How To Stop Dogs From Fighting Each Other
Dog attacks can be terrifying and knowing what to do (and what not to do) is very important and may even save your life (or someone else’s).
Steps to take to stop a dog fight
Here’s what to do if your dog attacks another dog, or is victim of a dog attack:
- Do not break apart the dog fight with your bare hands – use water
- Get your pet to the vet immediately
- Don’t cuddle your pet
- Don’t remove any penetrating objects
- Don’t use home remedies to try to treat your pet
- If your dog is unconscious and doesn’t have a heartbeat administer CPR
- Transport your pet to the vet – things you need to know
1. Do not break apart the dog fight with your bare hands – it is likely you will be bitten.
As emergency vets we have seen plenty of dog fights where the owner has been hurt in the crossfire while breaking up a dog fight. This can even be from your own dog because a dog cannot distinguish you, their beloved owner, from the other animal; or, out of pain from injury or illness.
Our vets recommend using water to break up a dog fight. Water is almost always accessible – and if you’re a dog owner out on a walk make sure to take a water bottle with you so that you’re always prepared.
Pour water over your dogs’ head to provide a distraction from their target. If a hose is in reach, you can also use this -try to avoid hosing directly down their throat to avoid choking.
Others have suggested that pulling on the dog’s lead will help to break the dogs apart, however current research suggests this is not only unhelpful but could hurt your dog. If a dog has a hold of another’s skin, the damage could be made worse while tugging on a lead and causing the skin to rip apart.
2. Get your pet to the vet immediately
When the dogs have ceased fighting, do not delay in getting to the vet to have your pet seen immediately. Dog wounds can be deceiving and are often described as ‘the tip of the iceberg’ – that is, the wounds you see on top are not indicative of the damage that has occurred underneath. Read this blog for more information about the dangers of ignoring this important step.
3. Don’t cuddle your pet
As mentioned above, your pet may be in a lot of pain. So while it’s in our nature to want to soothe and comfort our fur babies, it is not recommended to give your dog this kind of attention.
The reason for this is that when a dog is in pain, stress reactors are released within the dogs body, increasing the heart rate and blood pressure. Even though your touch would be calming and soothing under normal circumstances, your dogs senses are heightened as they have just been attacked. Allowing your dog some space as they go through these different senses is important and so is your job of getting them to a vet to be seen straight away.
Try to focus on steps 4 – 7 instead of comforting your pet as this will more than likely save their life.

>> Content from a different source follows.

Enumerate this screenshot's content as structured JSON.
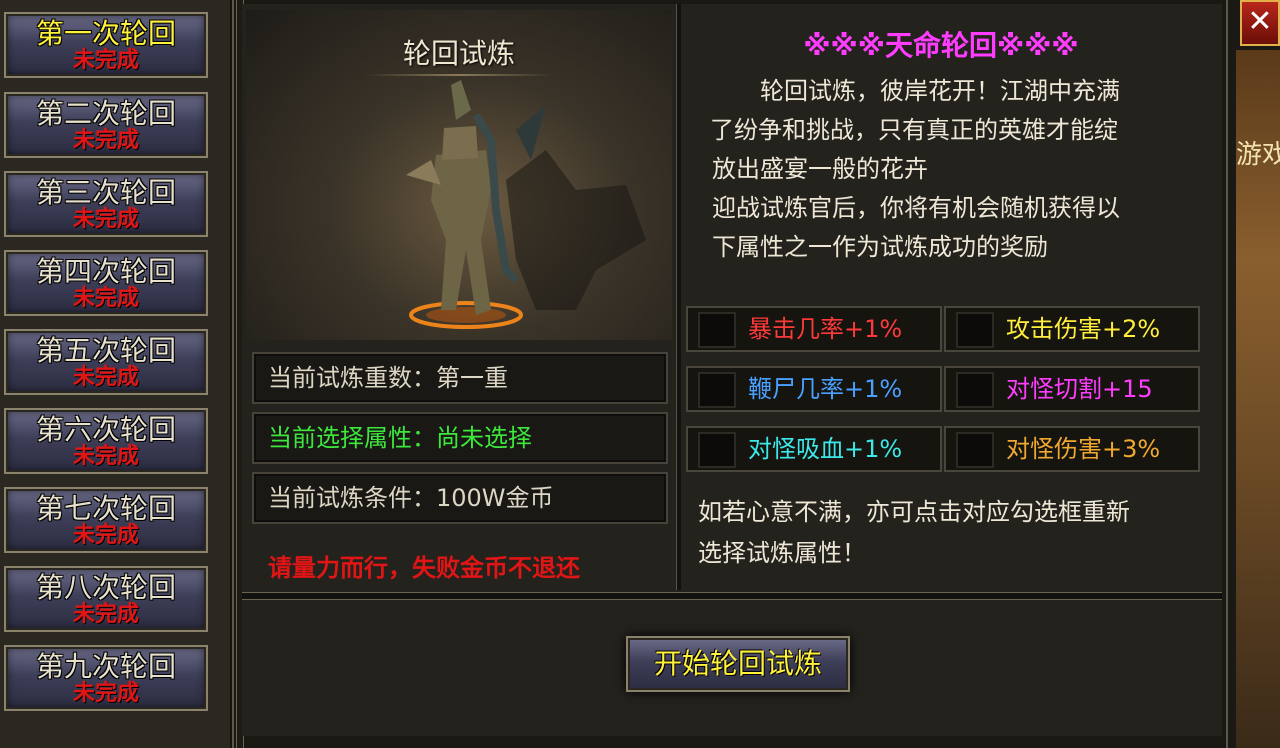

4. Don’t remove any penetrating objects
You may be tempted to remove penetrating objects like fragments of nails, teeth or skin, or to clean the wound to remove dirt and dust. Dogs have over 330 varieties of bacteria that can be transferred from the mouth to the skin and inside the body so it is important to leave this up to your vet.
Removing penetrating objects that may have impaled your pet in the crossfire of a dog fight (for example, maybe your dog has stepped on a sharp nail or the fight happened in a thistle ridden bush) would cause your dog a lot of pain, pain that you won’t be able to manage without anaesthesia and pain relief.
The dog may feel threatened and even want to lash out at you from the pain they are experiencing from the dog fight and the penetrating object, therefore it is important to get to the vet quickly so they can make a full assessment and help your pet.
5. Don’t use home remedies to try and treat your pet
As explained above there are over 330 varieties of bacteria in your pets mouth, and your dog will be in a lot of pain after being attacked. Home remedies such as ice packs, essential oils, medicines, potions and lotions should not be used and could do more harm than good. It is important not to wash your pet as well.
The best thing to do is to get your pet to your local vet and have them assessed by a vet.
6. If your dog is unconscious and doesn’t have a heartbeat administer CPR
If your dog is unconscious (that is, not responding to touch or sound), isn’t breathing, and you can’t feel a heartbeat, it’s important to administer CPR straight away.
There is some risk performing CPR on your pet, but the benefits of starting CPR early outweighs the risk of trauma, and learning how to give CPR to your pet can be life saving.
7. Transporting your pet to the vet
There are five things to remember when transporting your pet to the vet:
1. Communication – make sure you have your phone on you and the phone numbers of your nearest vet and emergency hospital.
2. Minimise handling & handle your pet with care – don’t force your pet to lie down, but gently encourage them, and avoid rough handling or restraints as they might cause further injury.
3. Minimise your pets movement – treat your pet as though they have a spinal injury.
4. Drive with care – avoid sudden breaking or acceleration, slow down at turns.
For more information on all aspects of dog attacks, including how to prevent dog attacks, visit our handy guide.